[Start of section]

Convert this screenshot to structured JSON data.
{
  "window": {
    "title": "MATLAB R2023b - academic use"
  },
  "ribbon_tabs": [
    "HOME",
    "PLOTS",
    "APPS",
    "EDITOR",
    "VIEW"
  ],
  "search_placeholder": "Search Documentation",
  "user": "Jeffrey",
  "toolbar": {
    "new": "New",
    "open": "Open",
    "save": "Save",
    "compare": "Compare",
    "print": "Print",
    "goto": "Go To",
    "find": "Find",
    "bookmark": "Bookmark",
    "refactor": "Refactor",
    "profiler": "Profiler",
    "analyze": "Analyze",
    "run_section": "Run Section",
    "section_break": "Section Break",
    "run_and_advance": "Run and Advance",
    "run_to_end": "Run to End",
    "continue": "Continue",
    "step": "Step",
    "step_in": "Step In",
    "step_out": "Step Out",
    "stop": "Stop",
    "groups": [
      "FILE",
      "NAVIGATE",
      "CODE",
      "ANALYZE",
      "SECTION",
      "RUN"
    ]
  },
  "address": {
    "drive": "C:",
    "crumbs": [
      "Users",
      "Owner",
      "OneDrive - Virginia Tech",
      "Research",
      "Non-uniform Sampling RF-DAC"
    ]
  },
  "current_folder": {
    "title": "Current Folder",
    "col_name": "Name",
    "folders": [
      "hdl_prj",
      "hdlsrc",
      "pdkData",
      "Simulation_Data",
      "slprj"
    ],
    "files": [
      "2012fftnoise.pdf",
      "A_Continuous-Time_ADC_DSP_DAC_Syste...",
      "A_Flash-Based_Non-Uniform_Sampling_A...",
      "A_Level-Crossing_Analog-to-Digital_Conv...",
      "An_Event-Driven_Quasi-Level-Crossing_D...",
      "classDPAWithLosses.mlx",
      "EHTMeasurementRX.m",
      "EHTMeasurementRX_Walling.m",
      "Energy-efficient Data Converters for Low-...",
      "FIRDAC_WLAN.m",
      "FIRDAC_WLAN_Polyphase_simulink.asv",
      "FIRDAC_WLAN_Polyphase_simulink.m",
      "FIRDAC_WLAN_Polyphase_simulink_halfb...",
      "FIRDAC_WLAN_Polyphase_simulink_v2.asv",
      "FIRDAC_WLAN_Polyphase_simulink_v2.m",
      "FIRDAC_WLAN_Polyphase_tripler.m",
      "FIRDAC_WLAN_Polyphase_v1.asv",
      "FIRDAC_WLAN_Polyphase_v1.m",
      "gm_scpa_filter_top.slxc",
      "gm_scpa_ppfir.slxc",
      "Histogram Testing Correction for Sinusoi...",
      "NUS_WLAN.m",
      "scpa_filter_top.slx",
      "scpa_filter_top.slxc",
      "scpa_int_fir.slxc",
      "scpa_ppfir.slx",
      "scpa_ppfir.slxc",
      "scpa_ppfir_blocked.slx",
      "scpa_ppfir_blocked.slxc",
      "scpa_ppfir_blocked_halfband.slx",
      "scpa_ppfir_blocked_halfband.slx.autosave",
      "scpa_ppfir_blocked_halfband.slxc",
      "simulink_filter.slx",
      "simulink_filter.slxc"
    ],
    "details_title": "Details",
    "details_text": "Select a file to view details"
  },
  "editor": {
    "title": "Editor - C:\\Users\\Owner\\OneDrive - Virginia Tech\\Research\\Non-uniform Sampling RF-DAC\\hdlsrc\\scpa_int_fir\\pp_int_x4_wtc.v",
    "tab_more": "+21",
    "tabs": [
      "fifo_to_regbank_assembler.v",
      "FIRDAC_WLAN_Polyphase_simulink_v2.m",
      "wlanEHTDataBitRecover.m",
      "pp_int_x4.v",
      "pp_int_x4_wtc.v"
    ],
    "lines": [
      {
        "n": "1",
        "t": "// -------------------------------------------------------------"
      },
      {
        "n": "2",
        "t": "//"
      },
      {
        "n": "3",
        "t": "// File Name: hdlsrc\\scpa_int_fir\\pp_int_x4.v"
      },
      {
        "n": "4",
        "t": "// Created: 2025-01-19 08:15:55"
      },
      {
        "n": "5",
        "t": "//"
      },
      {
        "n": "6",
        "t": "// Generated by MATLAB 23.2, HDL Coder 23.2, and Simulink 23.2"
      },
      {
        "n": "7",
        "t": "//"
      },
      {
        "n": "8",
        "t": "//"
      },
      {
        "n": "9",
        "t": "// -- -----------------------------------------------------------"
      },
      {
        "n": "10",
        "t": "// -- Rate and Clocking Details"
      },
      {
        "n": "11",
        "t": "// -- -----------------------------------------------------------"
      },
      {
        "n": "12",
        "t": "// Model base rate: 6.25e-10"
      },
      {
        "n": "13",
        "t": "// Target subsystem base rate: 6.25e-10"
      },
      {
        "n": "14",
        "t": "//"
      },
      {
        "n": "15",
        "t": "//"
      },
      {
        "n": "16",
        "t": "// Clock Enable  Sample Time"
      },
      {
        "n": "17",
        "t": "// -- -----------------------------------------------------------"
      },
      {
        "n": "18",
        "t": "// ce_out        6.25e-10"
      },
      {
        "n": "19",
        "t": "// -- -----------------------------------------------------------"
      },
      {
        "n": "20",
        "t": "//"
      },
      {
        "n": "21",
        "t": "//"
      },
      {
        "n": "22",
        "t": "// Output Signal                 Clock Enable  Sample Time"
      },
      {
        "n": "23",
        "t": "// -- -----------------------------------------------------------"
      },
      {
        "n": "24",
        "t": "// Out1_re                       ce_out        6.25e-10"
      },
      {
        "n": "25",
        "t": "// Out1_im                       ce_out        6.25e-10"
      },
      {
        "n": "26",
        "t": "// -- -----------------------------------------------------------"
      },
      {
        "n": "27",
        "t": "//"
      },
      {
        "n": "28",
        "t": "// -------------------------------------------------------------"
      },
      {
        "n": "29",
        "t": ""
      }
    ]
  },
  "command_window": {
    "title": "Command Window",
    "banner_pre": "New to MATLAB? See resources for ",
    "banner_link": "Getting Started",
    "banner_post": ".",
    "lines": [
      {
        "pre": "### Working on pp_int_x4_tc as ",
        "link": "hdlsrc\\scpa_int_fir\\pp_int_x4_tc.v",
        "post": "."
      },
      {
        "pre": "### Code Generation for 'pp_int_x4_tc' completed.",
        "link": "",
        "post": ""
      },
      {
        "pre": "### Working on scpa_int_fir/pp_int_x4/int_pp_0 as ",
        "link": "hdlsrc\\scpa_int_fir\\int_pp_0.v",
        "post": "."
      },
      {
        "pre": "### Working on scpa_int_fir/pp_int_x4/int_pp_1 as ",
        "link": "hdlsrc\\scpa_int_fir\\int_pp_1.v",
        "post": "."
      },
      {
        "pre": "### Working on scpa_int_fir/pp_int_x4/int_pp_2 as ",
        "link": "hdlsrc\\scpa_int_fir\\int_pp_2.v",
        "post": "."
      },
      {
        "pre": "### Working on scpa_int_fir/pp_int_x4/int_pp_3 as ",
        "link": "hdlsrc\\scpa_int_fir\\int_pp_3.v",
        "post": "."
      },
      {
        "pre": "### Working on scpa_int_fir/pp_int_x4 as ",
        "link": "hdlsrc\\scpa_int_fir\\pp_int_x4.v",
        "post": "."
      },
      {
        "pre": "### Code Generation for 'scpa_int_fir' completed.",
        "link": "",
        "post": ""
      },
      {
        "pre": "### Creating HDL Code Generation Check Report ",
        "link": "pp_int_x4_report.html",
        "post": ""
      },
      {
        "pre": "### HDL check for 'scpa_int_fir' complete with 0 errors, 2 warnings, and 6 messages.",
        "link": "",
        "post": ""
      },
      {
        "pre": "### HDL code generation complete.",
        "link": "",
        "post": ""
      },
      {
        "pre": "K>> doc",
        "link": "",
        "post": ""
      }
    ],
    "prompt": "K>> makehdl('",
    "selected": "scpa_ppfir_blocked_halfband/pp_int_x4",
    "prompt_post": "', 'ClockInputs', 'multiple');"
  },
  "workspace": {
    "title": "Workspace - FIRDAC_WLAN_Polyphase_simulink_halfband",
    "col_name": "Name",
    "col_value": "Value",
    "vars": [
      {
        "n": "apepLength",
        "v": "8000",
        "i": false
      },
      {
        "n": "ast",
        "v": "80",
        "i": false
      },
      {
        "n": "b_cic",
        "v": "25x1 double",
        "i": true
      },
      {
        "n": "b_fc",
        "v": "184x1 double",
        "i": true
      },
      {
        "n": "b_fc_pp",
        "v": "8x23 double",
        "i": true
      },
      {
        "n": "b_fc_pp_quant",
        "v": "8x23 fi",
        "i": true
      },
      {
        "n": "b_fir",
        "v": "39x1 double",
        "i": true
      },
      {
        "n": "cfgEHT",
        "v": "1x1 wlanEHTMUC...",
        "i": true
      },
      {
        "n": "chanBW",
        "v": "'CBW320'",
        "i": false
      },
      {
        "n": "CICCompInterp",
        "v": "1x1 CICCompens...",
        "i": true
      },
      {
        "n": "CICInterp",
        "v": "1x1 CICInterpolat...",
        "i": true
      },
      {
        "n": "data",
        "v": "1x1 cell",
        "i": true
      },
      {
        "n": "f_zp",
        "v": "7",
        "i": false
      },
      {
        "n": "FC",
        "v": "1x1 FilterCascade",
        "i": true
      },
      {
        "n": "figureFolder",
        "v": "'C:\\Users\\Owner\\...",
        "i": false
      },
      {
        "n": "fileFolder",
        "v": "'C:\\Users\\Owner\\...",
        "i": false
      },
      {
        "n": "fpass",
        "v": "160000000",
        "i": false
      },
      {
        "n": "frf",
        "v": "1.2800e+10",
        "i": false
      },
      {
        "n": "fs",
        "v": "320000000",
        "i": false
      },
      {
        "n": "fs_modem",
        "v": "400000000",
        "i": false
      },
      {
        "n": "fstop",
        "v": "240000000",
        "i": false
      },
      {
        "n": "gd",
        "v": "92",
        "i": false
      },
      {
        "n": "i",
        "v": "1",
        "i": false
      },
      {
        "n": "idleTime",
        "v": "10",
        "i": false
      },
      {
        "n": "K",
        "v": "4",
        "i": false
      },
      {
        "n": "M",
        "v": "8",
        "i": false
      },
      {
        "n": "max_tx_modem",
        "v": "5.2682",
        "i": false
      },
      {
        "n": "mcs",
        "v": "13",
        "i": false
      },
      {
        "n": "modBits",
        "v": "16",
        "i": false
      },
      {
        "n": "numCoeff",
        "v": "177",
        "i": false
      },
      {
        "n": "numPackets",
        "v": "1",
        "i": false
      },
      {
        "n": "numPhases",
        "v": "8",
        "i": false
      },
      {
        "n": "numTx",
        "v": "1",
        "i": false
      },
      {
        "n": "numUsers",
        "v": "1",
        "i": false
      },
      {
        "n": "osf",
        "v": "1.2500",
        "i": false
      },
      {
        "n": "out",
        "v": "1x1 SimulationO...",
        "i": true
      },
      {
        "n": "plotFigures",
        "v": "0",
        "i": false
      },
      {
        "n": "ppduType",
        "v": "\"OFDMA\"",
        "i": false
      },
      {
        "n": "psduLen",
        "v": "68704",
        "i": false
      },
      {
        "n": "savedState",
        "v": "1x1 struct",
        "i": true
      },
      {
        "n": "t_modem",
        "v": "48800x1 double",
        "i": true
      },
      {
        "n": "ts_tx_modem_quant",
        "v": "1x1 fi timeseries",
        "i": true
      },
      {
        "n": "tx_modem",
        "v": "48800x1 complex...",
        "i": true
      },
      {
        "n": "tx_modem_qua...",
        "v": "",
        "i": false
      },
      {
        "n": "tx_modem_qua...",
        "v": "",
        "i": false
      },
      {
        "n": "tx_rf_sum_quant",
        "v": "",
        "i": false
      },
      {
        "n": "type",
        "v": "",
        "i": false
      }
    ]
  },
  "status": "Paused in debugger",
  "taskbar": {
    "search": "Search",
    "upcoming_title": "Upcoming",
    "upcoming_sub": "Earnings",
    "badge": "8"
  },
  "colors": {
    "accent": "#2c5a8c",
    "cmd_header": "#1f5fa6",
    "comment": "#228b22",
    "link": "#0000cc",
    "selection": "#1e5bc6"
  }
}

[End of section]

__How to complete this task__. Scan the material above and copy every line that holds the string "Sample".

__Answer area__.
        "t": "// Clock Enable  Sample Time"
        "t": "// Output Signal                 Clock Enable  Sample Time"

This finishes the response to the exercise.